**PROMPT:** Starting at the top line and ending at the bottom one, repeat the entries exactly and drop every picture.

**Dataset rows for apps and sites:**
-=-=-=-=-
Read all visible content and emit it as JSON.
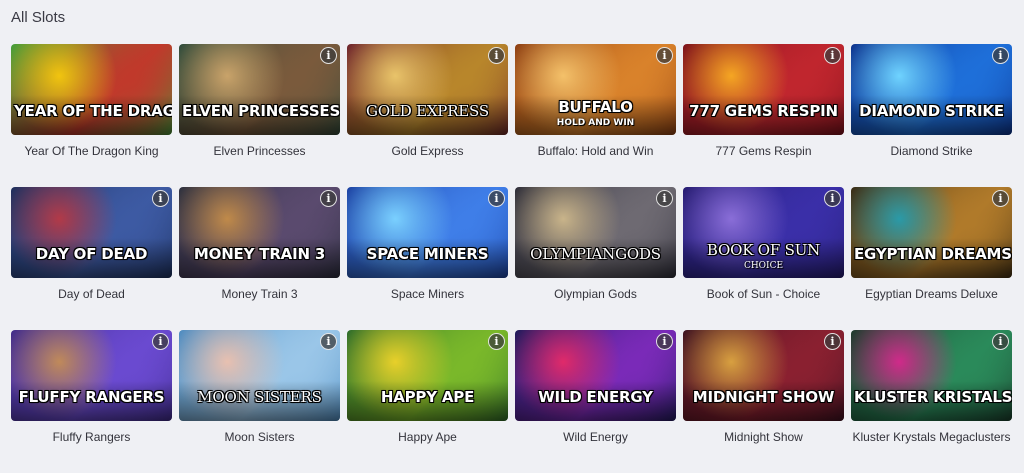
{
  "section": {
    "title": "All Slots"
  },
  "info_icon": "info-icon",
  "games": [
    {
      "name": "Year Of The Dragon King",
      "art": "YEAR OF THE DRAGON KING",
      "sub": "",
      "colors": [
        "#3f9e3a",
        "#c0392b",
        "#f1c40f"
      ]
    },
    {
      "name": "Elven Princesses",
      "art": "ELVEN PRINCESSES",
      "sub": "",
      "colors": [
        "#2c4a3a",
        "#7a5a3c",
        "#c9a36a"
      ]
    },
    {
      "name": "Gold Express",
      "art": "GOLD EXPRESS",
      "sub": "",
      "colors": [
        "#6a1f2a",
        "#b8862b",
        "#e9c46a"
      ]
    },
    {
      "name": "Buffalo: Hold and Win",
      "art": "BUFFALO",
      "sub": "HOLD AND WIN",
      "colors": [
        "#8a3b10",
        "#d9822b",
        "#f4c16a"
      ]
    },
    {
      "name": "777 Gems Respin",
      "art": "777 GEMS RESPIN",
      "sub": "",
      "colors": [
        "#7a0f1a",
        "#c0262e",
        "#f5a623"
      ]
    },
    {
      "name": "Diamond Strike",
      "art": "DIAMOND STRIKE",
      "sub": "",
      "colors": [
        "#0b2f8a",
        "#1e6fd9",
        "#6fd3ff"
      ]
    },
    {
      "name": "Day of Dead",
      "art": "DAY OF DEAD",
      "sub": "",
      "colors": [
        "#1b2f5c",
        "#3d5aa3",
        "#b23a48"
      ]
    },
    {
      "name": "Money Train 3",
      "art": "MONEY TRAIN 3",
      "sub": "",
      "colors": [
        "#2a2e3d",
        "#5a4a6e",
        "#c08a4a"
      ]
    },
    {
      "name": "Space Miners",
      "art": "SPACE MINERS",
      "sub": "",
      "colors": [
        "#1a3fa0",
        "#3f7ee8",
        "#7ad0ff"
      ]
    },
    {
      "name": "Olympian Gods",
      "art": "OLYMPIANGODS",
      "sub": "",
      "colors": [
        "#2a2a36",
        "#6e6a72",
        "#c9b48a"
      ]
    },
    {
      "name": "Book of Sun - Choice",
      "art": "BOOK OF SUN",
      "sub": "CHOICE",
      "colors": [
        "#241a6e",
        "#3a2fa8",
        "#8a6ed8"
      ]
    },
    {
      "name": "Egyptian Dreams Deluxe",
      "art": "EGYPTIAN DREAMS",
      "sub": "",
      "colors": [
        "#3a2a12",
        "#b07a2a",
        "#2a9aa8"
      ]
    },
    {
      "name": "Fluffy Rangers",
      "art": "FLUFFY RANGERS",
      "sub": "",
      "colors": [
        "#3e2a8a",
        "#6a4ad0",
        "#c08a5a"
      ]
    },
    {
      "name": "Moon Sisters",
      "art": "MOON SISTERS",
      "sub": "",
      "colors": [
        "#4a8ac0",
        "#9ac6e8",
        "#e8c0b0"
      ]
    },
    {
      "name": "Happy Ape",
      "art": "HAPPY APE",
      "sub": "",
      "colors": [
        "#2a6a2a",
        "#7ab82a",
        "#e8d02a"
      ]
    },
    {
      "name": "Wild Energy",
      "art": "WILD ENERGY",
      "sub": "",
      "colors": [
        "#1a1a5a",
        "#7a2ab8",
        "#e02a6a"
      ]
    },
    {
      "name": "Midnight Show",
      "art": "MIDNIGHT SHOW",
      "sub": "",
      "colors": [
        "#3a1020",
        "#8a2030",
        "#d8a040"
      ]
    },
    {
      "name": "Kluster Krystals Megaclusters",
      "art": "KLUSTER KRISTALS",
      "sub": "",
      "colors": [
        "#1a3a2a",
        "#2a8a5a",
        "#d02a8a"
      ]
    }
  ]
}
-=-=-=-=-
**REPLY:**
Read all visible content and emit it as JSON.
{
  "section": {
    "title": "All Slots"
  },
  "info_icon": "info-icon",
  "games": [
    {
      "name": "Year Of The Dragon King",
      "art": "YEAR OF THE DRAGON KING",
      "sub": "",
      "colors": [
        "#3f9e3a",
        "#c0392b",
        "#f1c40f"
      ]
    },
    {
      "name": "Elven Princesses",
      "art": "ELVEN PRINCESSES",
      "sub": "",
      "colors": [
        "#2c4a3a",
        "#7a5a3c",
        "#c9a36a"
      ]
    },
    {
      "name": "Gold Express",
      "art": "GOLD EXPRESS",
      "sub": "",
      "colors": [
        "#6a1f2a",
        "#b8862b",
        "#e9c46a"
      ]
    },
    {
      "name": "Buffalo: Hold and Win",
      "art": "BUFFALO",
      "sub": "HOLD AND WIN",
      "colors": [
        "#8a3b10",
        "#d9822b",
        "#f4c16a"
      ]
    },
    {
      "name": "777 Gems Respin",
      "art": "777 GEMS RESPIN",
      "sub": "",
      "colors": [
        "#7a0f1a",
        "#c0262e",
        "#f5a623"
      ]
    },
    {
      "name": "Diamond Strike",
      "art": "DIAMOND STRIKE",
      "sub": "",
      "colors": [
        "#0b2f8a",
        "#1e6fd9",
        "#6fd3ff"
      ]
    },
    {
      "name": "Day of Dead",
      "art": "DAY OF DEAD",
      "sub": "",
      "colors": [
        "#1b2f5c",
        "#3d5aa3",
        "#b23a48"
      ]
    },
    {
      "name": "Money Train 3",
      "art": "MONEY TRAIN 3",
      "sub": "",
      "colors": [
        "#2a2e3d",
        "#5a4a6e",
        "#c08a4a"
      ]
    },
    {
      "name": "Space Miners",
      "art": "SPACE MINERS",
      "sub": "",
      "colors": [
        "#1a3fa0",
        "#3f7ee8",
        "#7ad0ff"
      ]
    },
    {
      "name": "Olympian Gods",
      "art": "OLYMPIANGODS",
      "sub": "",
      "colors": [
        "#2a2a36",
        "#6e6a72",
        "#c9b48a"
      ]
    },
    {
      "name": "Book of Sun - Choice",
      "art": "BOOK OF SUN",
      "sub": "CHOICE",
      "colors": [
        "#241a6e",
        "#3a2fa8",
        "#8a6ed8"
      ]
    },
    {
      "name": "Egyptian Dreams Deluxe",
      "art": "EGYPTIAN DREAMS",
      "sub": "",
      "colors": [
        "#3a2a12",
        "#b07a2a",
        "#2a9aa8"
      ]
    },
    {
      "name": "Fluffy Rangers",
      "art": "FLUFFY RANGERS",
      "sub": "",
      "colors": [
        "#3e2a8a",
        "#6a4ad0",
        "#c08a5a"
      ]
    },
    {
      "name": "Moon Sisters",
      "art": "MOON SISTERS",
      "sub": "",
      "colors": [
        "#4a8ac0",
        "#9ac6e8",
        "#e8c0b0"
      ]
    },
    {
      "name": "Happy Ape",
      "art": "HAPPY APE",
      "sub": "",
      "colors": [
        "#2a6a2a",
        "#7ab82a",
        "#e8d02a"
      ]
    },
    {
      "name": "Wild Energy",
      "art": "WILD ENERGY",
      "sub": "",
      "colors": [
        "#1a1a5a",
        "#7a2ab8",
        "#e02a6a"
      ]
    },
    {
      "name": "Midnight Show",
      "art": "MIDNIGHT SHOW",
      "sub": "",
      "colors": [
        "#3a1020",
        "#8a2030",
        "#d8a040"
      ]
    },
    {
      "name": "Kluster Krystals Megaclusters",
      "art": "KLUSTER KRISTALS",
      "sub": "",
      "colors": [
        "#1a3a2a",
        "#2a8a5a",
        "#d02a8a"
      ]
    }
  ]
}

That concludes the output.